The construct validity and reliability of the SIAQ were tested in patients with rheumatoid arthritis who volunteered to inject certolizumab pegol using a standard syringe during an open-label multinational extension trial of the long-term safety and efficacy of this drug. The SIAQ PRE module was self-completed before the first self-injection, and the POST module was self-completed following each of three fortnightly self-injections.
Ninety-seven patients completed the SIAQ. All items correlated well with their respective domains in confirmatory factor analysis. As predicted, compared with other participants, patients with very low scores (less than 3 out of 10) in PRE causal domains (Feelings about injections and Self-confidence) were significantly less satisfied with their first self-injection, as were patients with a very low score in any POST causal domain (Self-confidence, Feelings about injections, Injection-site reactions and Ease of use), demonstrating known-groups validity. Causal domain scores generally correlated most strongly with the Satisfaction with self-injection domain, supporting convergent validity. The SIAQ demonstrated internal consistency and reproducibility; Cronbach's α and the test-retest coefficient were > 0.70 for all domains. Sensitivity and responsiveness were also shown, where measurable. Each language version showed structural validity.

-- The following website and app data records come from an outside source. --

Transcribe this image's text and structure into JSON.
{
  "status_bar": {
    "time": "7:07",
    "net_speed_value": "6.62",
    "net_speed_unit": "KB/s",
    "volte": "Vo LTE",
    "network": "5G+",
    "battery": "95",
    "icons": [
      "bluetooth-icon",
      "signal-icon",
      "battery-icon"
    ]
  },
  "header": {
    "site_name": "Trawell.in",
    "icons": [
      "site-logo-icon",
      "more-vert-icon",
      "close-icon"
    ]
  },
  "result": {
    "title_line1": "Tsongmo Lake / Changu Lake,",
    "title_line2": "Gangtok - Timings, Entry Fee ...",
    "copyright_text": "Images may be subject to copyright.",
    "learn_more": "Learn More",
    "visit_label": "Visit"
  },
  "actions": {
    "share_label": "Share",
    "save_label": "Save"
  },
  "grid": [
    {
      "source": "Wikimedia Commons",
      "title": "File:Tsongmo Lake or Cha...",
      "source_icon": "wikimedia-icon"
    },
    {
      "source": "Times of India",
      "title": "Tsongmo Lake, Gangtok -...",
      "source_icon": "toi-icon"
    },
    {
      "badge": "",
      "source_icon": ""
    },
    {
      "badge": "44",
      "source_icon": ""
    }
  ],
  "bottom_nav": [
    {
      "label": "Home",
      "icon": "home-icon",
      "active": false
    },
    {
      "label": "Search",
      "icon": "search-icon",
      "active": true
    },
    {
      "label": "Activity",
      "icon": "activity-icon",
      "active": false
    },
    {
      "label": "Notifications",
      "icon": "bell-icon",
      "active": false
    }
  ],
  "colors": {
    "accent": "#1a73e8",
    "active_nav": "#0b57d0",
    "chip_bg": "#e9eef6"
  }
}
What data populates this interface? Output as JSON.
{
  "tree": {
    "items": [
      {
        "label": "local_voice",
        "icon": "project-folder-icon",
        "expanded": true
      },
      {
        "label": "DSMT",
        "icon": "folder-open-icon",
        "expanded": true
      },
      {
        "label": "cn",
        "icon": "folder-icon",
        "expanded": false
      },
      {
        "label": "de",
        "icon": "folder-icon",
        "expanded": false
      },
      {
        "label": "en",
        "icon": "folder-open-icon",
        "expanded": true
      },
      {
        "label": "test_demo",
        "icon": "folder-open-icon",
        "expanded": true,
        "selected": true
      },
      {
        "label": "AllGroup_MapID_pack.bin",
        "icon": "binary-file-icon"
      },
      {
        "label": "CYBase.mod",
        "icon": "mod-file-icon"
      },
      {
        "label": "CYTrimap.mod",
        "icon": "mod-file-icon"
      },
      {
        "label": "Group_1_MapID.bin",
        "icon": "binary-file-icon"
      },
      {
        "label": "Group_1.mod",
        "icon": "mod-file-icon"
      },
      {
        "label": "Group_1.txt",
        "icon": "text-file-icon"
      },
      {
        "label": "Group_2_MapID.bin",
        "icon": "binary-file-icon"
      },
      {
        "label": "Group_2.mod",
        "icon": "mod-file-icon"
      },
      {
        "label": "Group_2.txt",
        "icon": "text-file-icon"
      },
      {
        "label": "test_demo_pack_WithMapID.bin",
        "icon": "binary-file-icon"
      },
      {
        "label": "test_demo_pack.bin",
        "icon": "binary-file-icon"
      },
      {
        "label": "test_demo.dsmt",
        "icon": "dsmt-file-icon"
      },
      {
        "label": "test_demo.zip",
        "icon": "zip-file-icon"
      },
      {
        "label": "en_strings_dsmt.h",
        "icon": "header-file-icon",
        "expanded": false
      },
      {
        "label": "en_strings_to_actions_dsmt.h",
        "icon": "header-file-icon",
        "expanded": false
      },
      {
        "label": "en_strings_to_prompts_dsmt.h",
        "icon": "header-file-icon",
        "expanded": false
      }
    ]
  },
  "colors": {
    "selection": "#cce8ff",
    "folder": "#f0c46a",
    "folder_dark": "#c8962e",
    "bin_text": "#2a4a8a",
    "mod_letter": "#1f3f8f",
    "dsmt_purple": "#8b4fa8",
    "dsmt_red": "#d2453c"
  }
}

The SIAQ was demonstrated to be a valid, reliable tool in patients with rheumatoid arthritis.
Objective: To examine the impact of the combination of infliximab plus methotrexate (MTX) on the progression of structural damage in patients with early rheumatoid arthritis (RA).
Methods: Subanalyses were carried out on data for patients with early RA in the Anti-TNF Therapy in RA with Concomitant Therapy (ATTRACT) study, in which 428 patients with active RA despite MTX therapy received placebo with MTX (MTX-only) or infliximab 3 mg/kg or 10 mg/kg every (q) 4 or 8 weeks with MTX (infliximab plus MTX) for 102 weeks. Early RA was defined as disease duration of 3 years or less; 82 of the 428 patients (19%) met this definition. Structural damage was assessed with the modified van der Heijde-Sharp score. The changes from baseline to week 102 in total modified van der Heijde-Sharp score were compared between the infliximab plus MTX groups and the MTX-only group.
Results: The erosion and joint space narrowing scores from baseline to week 102 in the cohort of patients with early RA decreased significantly in each infliximab dose regimen compared with the MTX-only regimen. Consistent benefit was seen in the joints of both hands and feet.
Conclusions: Infliximab combined with MTX inhibited the progression of structural damage in patients with early RA during the 2 year period of treatment. Early intervention with infliximab in patients with active RA despite MTX therapy may provide long term benefits by preventing radiographic progression and preserving joint integrity.